WHAT NEEDS TO BE DONE
Exact duplicates of all the records are needed.

DATA SECTION
⟨

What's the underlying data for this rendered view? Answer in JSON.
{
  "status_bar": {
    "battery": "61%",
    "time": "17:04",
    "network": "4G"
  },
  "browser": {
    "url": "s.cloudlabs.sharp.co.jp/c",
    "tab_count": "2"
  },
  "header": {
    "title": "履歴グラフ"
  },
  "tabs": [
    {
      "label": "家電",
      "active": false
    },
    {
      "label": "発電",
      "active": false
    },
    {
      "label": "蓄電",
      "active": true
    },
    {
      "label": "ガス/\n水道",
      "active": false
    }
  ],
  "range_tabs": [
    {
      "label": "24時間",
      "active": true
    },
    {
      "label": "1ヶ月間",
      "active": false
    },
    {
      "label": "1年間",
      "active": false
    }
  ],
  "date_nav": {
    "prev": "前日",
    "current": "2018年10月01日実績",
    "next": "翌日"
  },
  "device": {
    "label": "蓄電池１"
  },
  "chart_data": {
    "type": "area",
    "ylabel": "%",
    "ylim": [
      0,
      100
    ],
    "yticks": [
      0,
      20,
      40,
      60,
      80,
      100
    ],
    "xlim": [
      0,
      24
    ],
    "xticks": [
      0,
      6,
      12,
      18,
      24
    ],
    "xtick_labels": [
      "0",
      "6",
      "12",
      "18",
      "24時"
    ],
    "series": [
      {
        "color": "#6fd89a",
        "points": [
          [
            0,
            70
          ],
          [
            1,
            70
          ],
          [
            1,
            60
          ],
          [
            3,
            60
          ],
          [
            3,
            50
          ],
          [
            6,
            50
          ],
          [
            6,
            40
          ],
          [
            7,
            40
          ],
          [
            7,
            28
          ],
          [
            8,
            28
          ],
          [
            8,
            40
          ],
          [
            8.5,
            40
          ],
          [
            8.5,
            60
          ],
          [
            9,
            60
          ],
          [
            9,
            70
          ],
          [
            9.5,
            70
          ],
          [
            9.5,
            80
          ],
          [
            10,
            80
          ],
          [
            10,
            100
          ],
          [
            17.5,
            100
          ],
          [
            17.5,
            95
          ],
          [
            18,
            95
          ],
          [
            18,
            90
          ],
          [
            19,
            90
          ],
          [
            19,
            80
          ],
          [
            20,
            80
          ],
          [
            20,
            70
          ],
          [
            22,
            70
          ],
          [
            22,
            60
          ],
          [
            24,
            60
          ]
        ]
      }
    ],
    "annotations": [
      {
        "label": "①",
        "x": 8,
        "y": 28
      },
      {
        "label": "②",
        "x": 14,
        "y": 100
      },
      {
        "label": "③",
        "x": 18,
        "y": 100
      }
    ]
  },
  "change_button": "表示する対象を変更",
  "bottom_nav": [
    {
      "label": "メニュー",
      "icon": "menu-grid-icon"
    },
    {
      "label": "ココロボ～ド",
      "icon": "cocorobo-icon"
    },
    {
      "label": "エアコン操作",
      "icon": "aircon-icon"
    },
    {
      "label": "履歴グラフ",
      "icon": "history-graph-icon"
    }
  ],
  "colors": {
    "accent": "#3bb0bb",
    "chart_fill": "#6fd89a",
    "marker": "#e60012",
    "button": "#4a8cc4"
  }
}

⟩

RESPONSE
What's the underlying data for this rendered view? Answer in JSON.
{
  "status_bar": {
    "battery": "61%",
    "time": "17:04",
    "network": "4G"
  },
  "browser": {
    "url": "s.cloudlabs.sharp.co.jp/c",
    "tab_count": "2"
  },
  "header": {
    "title": "履歴グラフ"
  },
  "tabs": [
    {
      "label": "家電",
      "active": false
    },
    {
      "label": "発電",
      "active": false
    },
    {
      "label": "蓄電",
      "active": true
    },
    {
      "label": "ガス/\n水道",
      "active": false
    }
  ],
  "range_tabs": [
    {
      "label": "24時間",
      "active": true
    },
    {
      "label": "1ヶ月間",
      "active": false
    },
    {
      "label": "1年間",
      "active": false
    }
  ],
  "date_nav": {
    "prev": "前日",
    "current": "2018年10月01日実績",
    "next": "翌日"
  },
  "device": {
    "label": "蓄電池１"
  },
  "chart_data": {
    "type": "area",
    "ylabel": "%",
    "ylim": [
      0,
      100
    ],
    "yticks": [
      0,
      20,
      40,
      60,
      80,
      100
    ],
    "xlim": [
      0,
      24
    ],
    "xticks": [
      0,
      6,
      12,
      18,
      24
    ],
    "xtick_labels": [
      "0",
      "6",
      "12",
      "18",
      "24時"
    ],
    "series": [
      {
        "color": "#6fd89a",
        "points": [
          [
            0,
            70
          ],
          [
            1,
            70
          ],
          [
            1,
            60
          ],
          [
            3,
            60
          ],
          [
            3,
            50
          ],
          [
            6,
            50
          ],
          [
            6,
            40
          ],
          [
            7,
            40
          ],
          [
            7,
            28
          ],
          [
            8,
            28
          ],
          [
            8,
            40
          ],
          [
            8.5,
            40
          ],
          [
            8.5,
            60
          ],
          [
            9,
            60
          ],
          [
            9,
            70
          ],
          [
            9.5,
            70
          ],
          [
            9.5,
            80
          ],
          [
            10,
            80
          ],
          [
            10,
            100
          ],
          [
            17.5,
            100
          ],
          [
            17.5,
            95
          ],
          [
            18,
            95
          ],
          [
            18,
            90
          ],
          [
            19,
            90
          ],
          [
            19,
            80
          ],
          [
            20,
            80
          ],
          [
            20,
            70
          ],
          [
            22,
            70
          ],
          [
            22,
            60
          ],
          [
            24,
            60
          ]
        ]
      }
    ],
    "annotations": [
      {
        "label": "①",
        "x": 8,
        "y": 28
      },
      {
        "label": "②",
        "x": 14,
        "y": 100
      },
      {
        "label": "③",
        "x": 18,
        "y": 100
      }
    ]
  },
  "change_button": "表示する対象を変更",
  "bottom_nav": [
    {
      "label": "メニュー",
      "icon": "menu-grid-icon"
    },
    {
      "label": "ココロボ～ド",
      "icon": "cocorobo-icon"
    },
    {
      "label": "エアコン操作",
      "icon": "aircon-icon"
    },
    {
      "label": "履歴グラフ",
      "icon": "history-graph-icon"
    }
  ],
  "colors": {
    "accent": "#3bb0bb",
    "chart_fill": "#6fd89a",
    "marker": "#e60012",
    "button": "#4a8cc4"
  }
}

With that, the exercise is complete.